aluers and valuations are critical to the work of government at all levels, and public confidence in a good many functions of government, especially in relation to a large array of taxes and charges, including land rates, have long depended on a reliable and independent valuation system. Since 1910, the Commonwealth (and ACT and Northern Territory governments) have relied on the Australian Valuation Office, inside the Australian Taxation Office. Public confidence in its performance, professionalism and its methodology has been high. Over recent decades, the AVO has charged client agencies and government for its services, and turned a modest profit, though it is now said to be facing an operating loss this year. Annual reports record high satisfaction from agencies that had engaged it. That would include the ACT government, which has depended on the AVO for valuations of the unimproved capital value of ACT leaseholds for rating and land tax purposes, as well as a range of other services.
Last week the federal government said it would close down the AVO by June, and retrench 198 staff. The parliamentary secretary to the Treasurer, Steven Ciobo, used somewhat inverted language to say ''a compelling case for the Commonwealth providing its own valuation services no longer exists, particularly given that there is a highly competitive market of private sector providers''. He said the office was becoming ''unsustainable'', with revenue dropping sharply because of technological changes in the valuation industry and declining use of its services by government departments. On top of predicted operating losses, the AVO would have needed an extra $1 million to bring its IT equipment up to date.
The decision deserves more explanation, more public and contestable explication of the reasoning behind it, and, probably, closer analysis of the consequences. This is not because there is any automatic reason to think that only a public agency could do the job, or presumption against privatisation or contracting out. But a good deal is at stake, even apart from the jobs and careers of a significant number of public service professionals, and, frankly, politicians hardly have a good record in such management decisions.
The opposition and unions have criticised the decision as ideological. Andrew Leigh, the member for Fraser, has said it smacks of a preoccupation with cutting government services without regard to their effectiveness.

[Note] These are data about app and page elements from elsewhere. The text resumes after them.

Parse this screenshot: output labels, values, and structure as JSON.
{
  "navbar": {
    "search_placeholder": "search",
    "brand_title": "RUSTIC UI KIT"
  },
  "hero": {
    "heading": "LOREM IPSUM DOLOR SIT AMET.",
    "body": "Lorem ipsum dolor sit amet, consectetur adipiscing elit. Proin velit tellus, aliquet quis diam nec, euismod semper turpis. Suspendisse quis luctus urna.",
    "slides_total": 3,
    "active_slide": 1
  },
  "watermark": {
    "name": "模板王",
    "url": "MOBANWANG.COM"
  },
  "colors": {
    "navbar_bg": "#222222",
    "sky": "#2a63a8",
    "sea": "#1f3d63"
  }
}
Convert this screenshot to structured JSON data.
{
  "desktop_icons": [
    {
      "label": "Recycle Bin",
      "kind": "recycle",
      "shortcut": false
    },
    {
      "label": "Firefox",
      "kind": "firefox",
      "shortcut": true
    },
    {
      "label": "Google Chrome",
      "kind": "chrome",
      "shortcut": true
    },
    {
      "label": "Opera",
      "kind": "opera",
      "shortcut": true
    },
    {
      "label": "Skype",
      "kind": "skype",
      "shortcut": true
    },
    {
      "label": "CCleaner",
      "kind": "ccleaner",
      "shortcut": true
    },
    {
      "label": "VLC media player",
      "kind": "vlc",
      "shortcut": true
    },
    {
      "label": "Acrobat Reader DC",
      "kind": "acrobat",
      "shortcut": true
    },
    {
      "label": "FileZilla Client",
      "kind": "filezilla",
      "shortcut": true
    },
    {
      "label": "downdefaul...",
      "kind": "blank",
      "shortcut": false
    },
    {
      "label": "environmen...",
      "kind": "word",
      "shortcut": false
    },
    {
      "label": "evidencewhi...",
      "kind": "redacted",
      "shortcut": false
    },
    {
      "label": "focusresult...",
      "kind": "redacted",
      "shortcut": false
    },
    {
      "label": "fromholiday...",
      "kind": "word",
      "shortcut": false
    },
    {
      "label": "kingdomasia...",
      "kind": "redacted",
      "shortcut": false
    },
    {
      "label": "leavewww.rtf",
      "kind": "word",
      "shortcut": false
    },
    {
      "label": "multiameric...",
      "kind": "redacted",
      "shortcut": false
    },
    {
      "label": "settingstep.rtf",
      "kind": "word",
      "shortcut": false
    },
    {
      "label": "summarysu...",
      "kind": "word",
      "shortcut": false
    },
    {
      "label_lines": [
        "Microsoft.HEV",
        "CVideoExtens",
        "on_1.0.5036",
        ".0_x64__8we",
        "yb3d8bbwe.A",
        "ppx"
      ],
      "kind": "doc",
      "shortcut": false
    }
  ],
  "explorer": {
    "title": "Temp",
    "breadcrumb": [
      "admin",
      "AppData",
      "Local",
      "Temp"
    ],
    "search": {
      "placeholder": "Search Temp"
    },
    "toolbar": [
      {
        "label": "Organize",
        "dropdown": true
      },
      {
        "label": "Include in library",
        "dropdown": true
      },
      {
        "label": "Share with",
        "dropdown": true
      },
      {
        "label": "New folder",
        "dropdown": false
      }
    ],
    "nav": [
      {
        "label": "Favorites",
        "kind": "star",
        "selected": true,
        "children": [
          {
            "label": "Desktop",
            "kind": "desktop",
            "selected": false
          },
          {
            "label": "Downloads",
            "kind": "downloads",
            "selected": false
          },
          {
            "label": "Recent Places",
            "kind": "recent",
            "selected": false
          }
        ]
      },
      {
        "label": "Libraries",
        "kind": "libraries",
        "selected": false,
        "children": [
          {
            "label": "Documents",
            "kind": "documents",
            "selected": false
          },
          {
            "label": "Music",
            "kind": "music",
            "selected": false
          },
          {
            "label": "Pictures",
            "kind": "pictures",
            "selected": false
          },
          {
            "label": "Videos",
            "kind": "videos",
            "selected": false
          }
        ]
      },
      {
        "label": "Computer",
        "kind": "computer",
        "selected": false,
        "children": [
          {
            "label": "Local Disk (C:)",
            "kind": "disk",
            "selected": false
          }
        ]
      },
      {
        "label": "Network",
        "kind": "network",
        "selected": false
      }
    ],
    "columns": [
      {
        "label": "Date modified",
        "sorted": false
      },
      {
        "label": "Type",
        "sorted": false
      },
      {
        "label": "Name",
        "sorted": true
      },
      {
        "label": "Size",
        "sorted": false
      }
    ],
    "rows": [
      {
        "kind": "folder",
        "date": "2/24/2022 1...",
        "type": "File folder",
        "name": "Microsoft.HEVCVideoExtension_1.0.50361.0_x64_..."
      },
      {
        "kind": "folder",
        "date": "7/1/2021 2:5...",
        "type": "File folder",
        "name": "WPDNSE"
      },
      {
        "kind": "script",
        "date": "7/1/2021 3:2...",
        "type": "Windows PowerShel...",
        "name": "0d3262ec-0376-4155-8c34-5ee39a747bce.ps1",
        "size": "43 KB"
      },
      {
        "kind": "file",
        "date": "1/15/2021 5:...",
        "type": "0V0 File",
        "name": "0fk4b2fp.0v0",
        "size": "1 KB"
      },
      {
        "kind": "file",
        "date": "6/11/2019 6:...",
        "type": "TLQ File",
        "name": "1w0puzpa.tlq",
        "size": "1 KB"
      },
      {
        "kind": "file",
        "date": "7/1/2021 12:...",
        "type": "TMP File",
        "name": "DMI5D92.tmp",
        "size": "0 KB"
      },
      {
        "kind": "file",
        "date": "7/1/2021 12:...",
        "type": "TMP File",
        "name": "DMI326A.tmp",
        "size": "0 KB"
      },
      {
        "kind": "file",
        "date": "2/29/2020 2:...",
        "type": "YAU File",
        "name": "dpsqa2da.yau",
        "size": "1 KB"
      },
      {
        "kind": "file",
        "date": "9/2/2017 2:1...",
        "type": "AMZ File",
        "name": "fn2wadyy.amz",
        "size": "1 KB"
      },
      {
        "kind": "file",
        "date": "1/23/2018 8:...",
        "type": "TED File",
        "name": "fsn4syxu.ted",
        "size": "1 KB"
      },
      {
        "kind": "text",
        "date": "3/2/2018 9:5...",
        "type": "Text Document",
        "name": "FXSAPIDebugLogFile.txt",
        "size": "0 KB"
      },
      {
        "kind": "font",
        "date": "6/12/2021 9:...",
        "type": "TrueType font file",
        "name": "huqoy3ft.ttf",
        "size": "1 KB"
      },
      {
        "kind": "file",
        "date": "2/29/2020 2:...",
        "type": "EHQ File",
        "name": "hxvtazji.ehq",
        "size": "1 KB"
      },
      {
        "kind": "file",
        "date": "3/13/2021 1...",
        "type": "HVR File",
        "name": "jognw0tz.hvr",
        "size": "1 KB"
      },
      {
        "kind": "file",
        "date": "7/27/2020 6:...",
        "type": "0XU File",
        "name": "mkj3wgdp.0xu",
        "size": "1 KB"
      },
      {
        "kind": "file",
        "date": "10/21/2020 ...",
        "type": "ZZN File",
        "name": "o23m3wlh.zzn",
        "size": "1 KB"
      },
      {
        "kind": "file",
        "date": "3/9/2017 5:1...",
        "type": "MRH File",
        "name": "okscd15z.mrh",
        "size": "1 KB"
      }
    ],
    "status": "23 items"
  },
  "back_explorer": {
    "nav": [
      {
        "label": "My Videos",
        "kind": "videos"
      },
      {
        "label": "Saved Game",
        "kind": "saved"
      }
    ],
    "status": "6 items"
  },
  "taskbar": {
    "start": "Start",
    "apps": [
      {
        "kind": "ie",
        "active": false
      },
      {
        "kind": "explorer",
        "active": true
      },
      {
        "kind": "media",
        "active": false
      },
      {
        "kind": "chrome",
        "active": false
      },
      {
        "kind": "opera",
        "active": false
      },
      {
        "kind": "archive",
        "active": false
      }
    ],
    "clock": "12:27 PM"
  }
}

A host of decisions about contracting out services made at the height of the ''black hole'' cuts of 1996 were unwise and cost the nation a lot of money. Among these were sales of government offices, accompanied by rent-backs (which was a bonanza to speculators with long-term increased costs to the public purse), and moves to ''rationalise'' the procurement of IT (also an expensive fiasco, with continuing costs to government). Previous Labor governments had opened the government legal services market to private firms, but this process was also greatly accelerated in the late 1990s, at least until an independent review concluded that the new system was causing costs to balloon, the quality of services to decline, and triggered questions about whether agencies, and law firms, were paying sufficient attention to the public interest and expectations of government as a client.
As it happens, many of these bad decisions, which flowed from an assumption that the private sector could do it better than the public sector, were causes championed - as matters of principle about government getting out of markets for services that could be provided by the private sector - by people on the present Commission of Audit. The cynic might note these were never held to account for their misplaced faith in some dogma, or the consequent cost to taxpayers. The record does not mean contracting out property valuation services is an intrinsically bad idea. But it does suggest that something more than an undisclosed document that failed to persuade a parliamentary secretary is required. What is also needed is clear evidence that government, in getting its valuations from a field with only dubious claims to being professional, is properly protecting not only the public interest, but the different nature of government as a client.